Top of Provided data

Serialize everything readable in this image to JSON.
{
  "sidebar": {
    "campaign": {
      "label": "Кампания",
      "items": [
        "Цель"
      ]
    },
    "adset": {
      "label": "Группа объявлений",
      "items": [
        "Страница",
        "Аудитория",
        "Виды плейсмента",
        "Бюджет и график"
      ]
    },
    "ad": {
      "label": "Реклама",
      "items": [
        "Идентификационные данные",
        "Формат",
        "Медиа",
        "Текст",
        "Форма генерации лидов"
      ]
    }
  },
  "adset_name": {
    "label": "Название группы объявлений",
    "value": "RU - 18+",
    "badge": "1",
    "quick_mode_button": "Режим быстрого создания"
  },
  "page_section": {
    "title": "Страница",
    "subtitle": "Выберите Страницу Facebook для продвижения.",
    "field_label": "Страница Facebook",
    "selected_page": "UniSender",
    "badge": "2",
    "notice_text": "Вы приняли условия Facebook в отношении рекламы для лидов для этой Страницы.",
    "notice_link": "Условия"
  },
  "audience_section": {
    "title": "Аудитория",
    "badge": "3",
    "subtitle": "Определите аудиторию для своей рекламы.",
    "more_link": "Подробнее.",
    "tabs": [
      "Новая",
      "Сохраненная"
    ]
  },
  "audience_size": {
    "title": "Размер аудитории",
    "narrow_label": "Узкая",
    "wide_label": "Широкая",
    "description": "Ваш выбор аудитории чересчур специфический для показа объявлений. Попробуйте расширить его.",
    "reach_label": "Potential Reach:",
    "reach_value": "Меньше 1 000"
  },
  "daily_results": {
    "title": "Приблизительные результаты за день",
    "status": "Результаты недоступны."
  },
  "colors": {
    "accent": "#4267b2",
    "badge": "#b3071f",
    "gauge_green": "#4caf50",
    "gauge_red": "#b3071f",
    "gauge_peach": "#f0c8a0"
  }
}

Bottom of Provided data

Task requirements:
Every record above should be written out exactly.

Response area:
Serialize everything readable in this image to JSON.
{
  "sidebar": {
    "campaign": {
      "label": "Кампания",
      "items": [
        "Цель"
      ]
    },
    "adset": {
      "label": "Группа объявлений",
      "items": [
        "Страница",
        "Аудитория",
        "Виды плейсмента",
        "Бюджет и график"
      ]
    },
    "ad": {
      "label": "Реклама",
      "items": [
        "Идентификационные данные",
        "Формат",
        "Медиа",
        "Текст",
        "Форма генерации лидов"
      ]
    }
  },
  "adset_name": {
    "label": "Название группы объявлений",
    "value": "RU - 18+",
    "badge": "1",
    "quick_mode_button": "Режим быстрого создания"
  },
  "page_section": {
    "title": "Страница",
    "subtitle": "Выберите Страницу Facebook для продвижения.",
    "field_label": "Страница Facebook",
    "selected_page": "UniSender",
    "badge": "2",
    "notice_text": "Вы приняли условия Facebook в отношении рекламы для лидов для этой Страницы.",
    "notice_link": "Условия"
  },
  "audience_section": {
    "title": "Аудитория",
    "badge": "3",
    "subtitle": "Определите аудиторию для своей рекламы.",
    "more_link": "Подробнее.",
    "tabs": [
      "Новая",
      "Сохраненная"
    ]
  },
  "audience_size": {
    "title": "Размер аудитории",
    "narrow_label": "Узкая",
    "wide_label": "Широкая",
    "description": "Ваш выбор аудитории чересчур специфический для показа объявлений. Попробуйте расширить его.",
    "reach_label": "Potential Reach:",
    "reach_value": "Меньше 1 000"
  },
  "daily_results": {
    "title": "Приблизительные результаты за день",
    "status": "Результаты недоступны."
  },
  "colors": {
    "accent": "#4267b2",
    "badge": "#b3071f",
    "gauge_green": "#4caf50",
    "gauge_red": "#b3071f",
    "gauge_peach": "#f0c8a0"
  }
}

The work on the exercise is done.